#### What the task requires
Apart from the images, reproduce all of the data word for word.

#### Available records
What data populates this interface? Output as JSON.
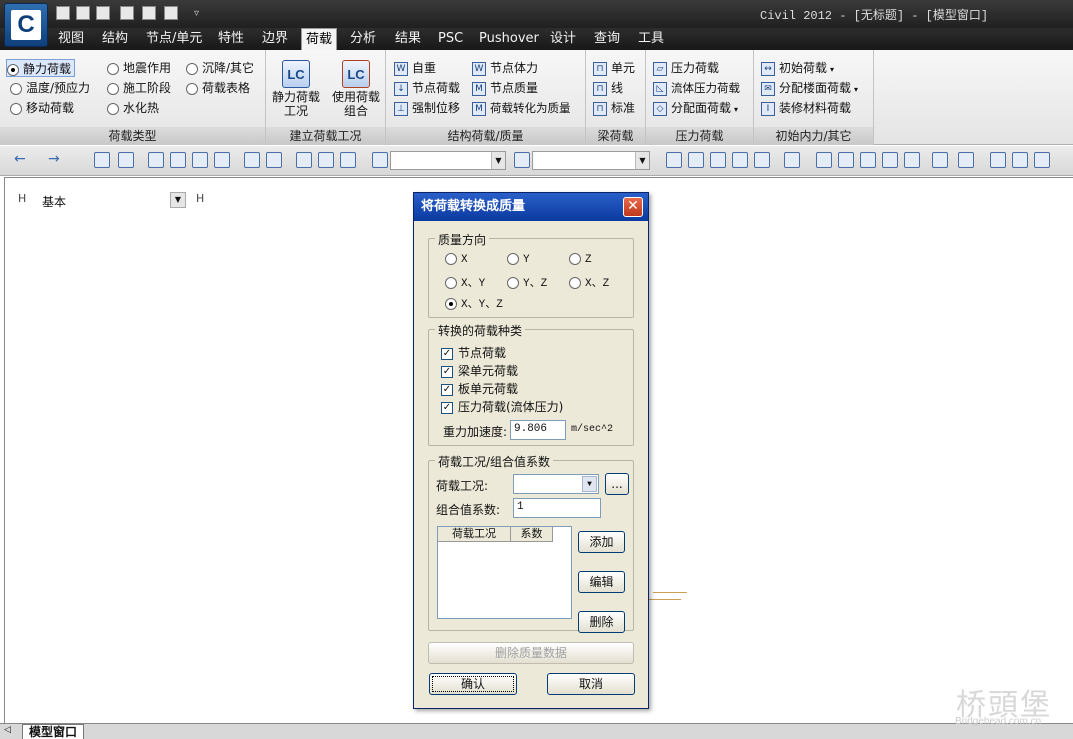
{
  "window": {
    "title": "Civil 2012 - [无标题] - [模型窗口]"
  },
  "tabs": [
    "视图",
    "结构",
    "节点/单元",
    "特性",
    "边界",
    "荷载",
    "分析",
    "结果",
    "PSC",
    "Pushover",
    "设计",
    "查询",
    "工具"
  ],
  "active_tab": "荷载",
  "ribbon": {
    "load_type": {
      "label": "荷载类型",
      "options": [
        "静力荷载",
        "温度/预应力",
        "移动荷载",
        "地震作用",
        "施工阶段",
        "水化热",
        "沉降/其它",
        "荷载表格"
      ],
      "selected": "静力荷载"
    },
    "create_case": {
      "label": "建立荷载工况",
      "btn1": "静力荷载\n工况",
      "btn1_a": "静力荷载",
      "btn1_b": "工况",
      "btn2_a": "使用荷载",
      "btn2_b": "组合",
      "icon1": "LC",
      "icon2": "LC"
    },
    "struct_load": {
      "label": "结构荷载/质量",
      "items": [
        "自重",
        "节点荷载",
        "强制位移",
        "节点体力",
        "节点质量",
        "荷载转化为质量"
      ]
    },
    "beam_load": {
      "label": "梁荷载",
      "items": [
        "单元",
        "线",
        "标准"
      ]
    },
    "pressure_load": {
      "label": "压力荷载",
      "items": [
        "压力荷载",
        "流体压力荷载",
        "分配面荷载"
      ]
    },
    "init_force": {
      "label": "初始内力/其它",
      "items": [
        "初始荷载",
        "分配楼面荷载",
        "装修材料荷载"
      ]
    }
  },
  "tree": {
    "label": "基本"
  },
  "dialog": {
    "title": "将荷载转换成质量",
    "close": "✕",
    "mass_direction": {
      "label": "质量方向",
      "options": [
        "X",
        "Y",
        "Z",
        "X、Y",
        "Y、Z",
        "X、Z",
        "X、Y、Z"
      ],
      "selected": "X、Y、Z"
    },
    "convert_types": {
      "label": "转换的荷载种类",
      "items": [
        "节点荷载",
        "梁单元荷载",
        "板单元荷载",
        "压力荷载(流体压力)"
      ],
      "check": "✓"
    },
    "gravity_label": "重力加速度:",
    "gravity_value": "9.806",
    "gravity_unit": "m/sec^2",
    "case_factor": {
      "label": "荷载工况/组合值系数",
      "case_label": "荷载工况:",
      "case_value": "",
      "more": "...",
      "factor_label": "组合值系数:",
      "factor_value": "1",
      "col1": "荷载工况",
      "col2": "系数",
      "add": "添加",
      "edit": "编辑",
      "delete": "删除"
    },
    "delete_mass": "删除质量数据",
    "ok": "确认",
    "cancel": "取消"
  },
  "bottom": {
    "window_tab": "模型窗口"
  },
  "watermark": {
    "text": "桥頭堡",
    "url": "Bridgehead.com.cn"
  },
  "colors": {
    "dialog_title": "#0b3aa0",
    "dialog_bg": "#ece9d8",
    "title_bar": "#202020"
  }
}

#### Result
What data populates this interface? Output as JSON.
{
  "window": {
    "title": "Civil 2012 - [无标题] - [模型窗口]"
  },
  "tabs": [
    "视图",
    "结构",
    "节点/单元",
    "特性",
    "边界",
    "荷载",
    "分析",
    "结果",
    "PSC",
    "Pushover",
    "设计",
    "查询",
    "工具"
  ],
  "active_tab": "荷载",
  "ribbon": {
    "load_type": {
      "label": "荷载类型",
      "options": [
        "静力荷载",
        "温度/预应力",
        "移动荷载",
        "地震作用",
        "施工阶段",
        "水化热",
        "沉降/其它",
        "荷载表格"
      ],
      "selected": "静力荷载"
    },
    "create_case": {
      "label": "建立荷载工况",
      "btn1": "静力荷载\n工况",
      "btn1_a": "静力荷载",
      "btn1_b": "工况",
      "btn2_a": "使用荷载",
      "btn2_b": "组合",
      "icon1": "LC",
      "icon2": "LC"
    },
    "struct_load": {
      "label": "结构荷载/质量",
      "items": [
        "自重",
        "节点荷载",
        "强制位移",
        "节点体力",
        "节点质量",
        "荷载转化为质量"
      ]
    },
    "beam_load": {
      "label": "梁荷载",
      "items": [
        "单元",
        "线",
        "标准"
      ]
    },
    "pressure_load": {
      "label": "压力荷载",
      "items": [
        "压力荷载",
        "流体压力荷载",
        "分配面荷载"
      ]
    },
    "init_force": {
      "label": "初始内力/其它",
      "items": [
        "初始荷载",
        "分配楼面荷载",
        "装修材料荷载"
      ]
    }
  },
  "tree": {
    "label": "基本"
  },
  "dialog": {
    "title": "将荷载转换成质量",
    "close": "✕",
    "mass_direction": {
      "label": "质量方向",
      "options": [
        "X",
        "Y",
        "Z",
        "X、Y",
        "Y、Z",
        "X、Z",
        "X、Y、Z"
      ],
      "selected": "X、Y、Z"
    },
    "convert_types": {
      "label": "转换的荷载种类",
      "items": [
        "节点荷载",
        "梁单元荷载",
        "板单元荷载",
        "压力荷载(流体压力)"
      ],
      "check": "✓"
    },
    "gravity_label": "重力加速度:",
    "gravity_value": "9.806",
    "gravity_unit": "m/sec^2",
    "case_factor": {
      "label": "荷载工况/组合值系数",
      "case_label": "荷载工况:",
      "case_value": "",
      "more": "...",
      "factor_label": "组合值系数:",
      "factor_value": "1",
      "col1": "荷载工况",
      "col2": "系数",
      "add": "添加",
      "edit": "编辑",
      "delete": "删除"
    },
    "delete_mass": "删除质量数据",
    "ok": "确认",
    "cancel": "取消"
  },
  "bottom": {
    "window_tab": "模型窗口"
  },
  "watermark": {
    "text": "桥頭堡",
    "url": "Bridgehead.com.cn"
  },
  "colors": {
    "dialog_title": "#0b3aa0",
    "dialog_bg": "#ece9d8",
    "title_bar": "#202020"
  }
}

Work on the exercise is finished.